As usual, Kya Kool Hain Hum is going to appeal to the fun-starved audiences who have been regulars of other cliché-ridden attempts at humor. As unusual, Kya Kool Hain Hum belongs to neither a regular nor a clichéd genre.
The story is of Rahul and Karan, who share a lot in common. They share a flat which is not theirs anymore, they share a lust to be rich, and they share an urge to eradicate their sexual depravity.
Together they formulate their own flowcharts to abundance. Karan targets marrying anything on 2 legs with a huge... well, bank balance for one, while Rahul, marrying a girl with a particular brand of beauty spot on her body.
In the meantime, they continue to be forced-virgins, wallowing in a pathetic existence, the extent of which can be gauged by the fact that Karen cooks up delicious tales of his sexual encounters, while Rahul feasts on the narrations.
Karen's sex life is booming - he gets a one-night stay at the police lockup, spends another night being shocked in his bathtub by a girl thrusting live electrodes in the water, and is bashed up during numerous other random attempts at mating.
Rahul judiciously follows all and any body with a swell spot. His travails take him to the doorstep of becoming a serial rapist and a serious killer. A couple of dead bodies land up, but still fail to detract the duo from their chosen paths - to have your guts split with laughter.
Rahul becomes a prime suspect because he cannot wait to douse the fire in his pants, caused privately by an errant cigarette butt, but requiring quenching on the spot. He is also caught on a bench, rubbing against a cat, apparently the wrong way.
Crime expert Psychologist Screwala (Anupam Kher) thinks all this to be a ball game. With his sick-male-sexist-fantasy theory, Screwala sports the capacity to give even Freud some heartfelt jitters - not that Freud would have disapproved.

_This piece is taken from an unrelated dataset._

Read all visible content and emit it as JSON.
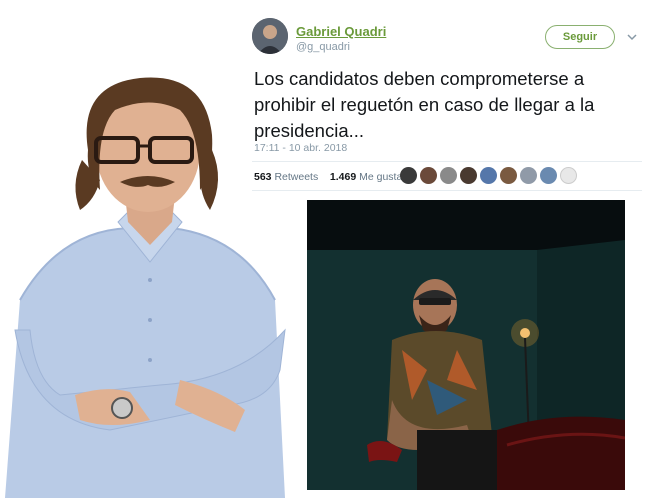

Screwala's 'Operation Fail' uses Urmila Martodkar (Isha Koppikar) as the decoy to trap the killer. The lady cop is turned, with some drastic overhauling efforts, into a lady, and then into a catch. Either Isha never watched any of the cop movies, or she never wanted to act in one - otherwise she would have known that officers, even the crowing ones, don't swing their bodies to express their on-duty machismo; and the female ones never do.
Urmila's best attempts to seduce Rahul into action, fail. The gung-ho rapist can't respond to even the most untying-the-back-strap invitations by her. On the other hand, Karan falls innocuously in love with Kiran, who is not Neha Dhupia, but unknowingly to Karan, her brother. Both Rahul and Karan think that they are on their way to the climax of their dreams, when things get fizzed out.
The first half of the movie is absolutely hilarious - it's not just a collection of embarrassing sexist jokes, but also a collection of embarrassing sexist jokes on males. It's refreshing to watch Ritesh in a role that is fitted out for him. Neha Dhupia is short on dialogues and clothes, the latter compensating the former.
Tusshar's name doesn't start with a K, so that may be his excuse. Isha Koppikar can act better than Tusshar, which does not say much about her skills. In spite of these minor glitches, Kya Cool Hain Hum is a winner.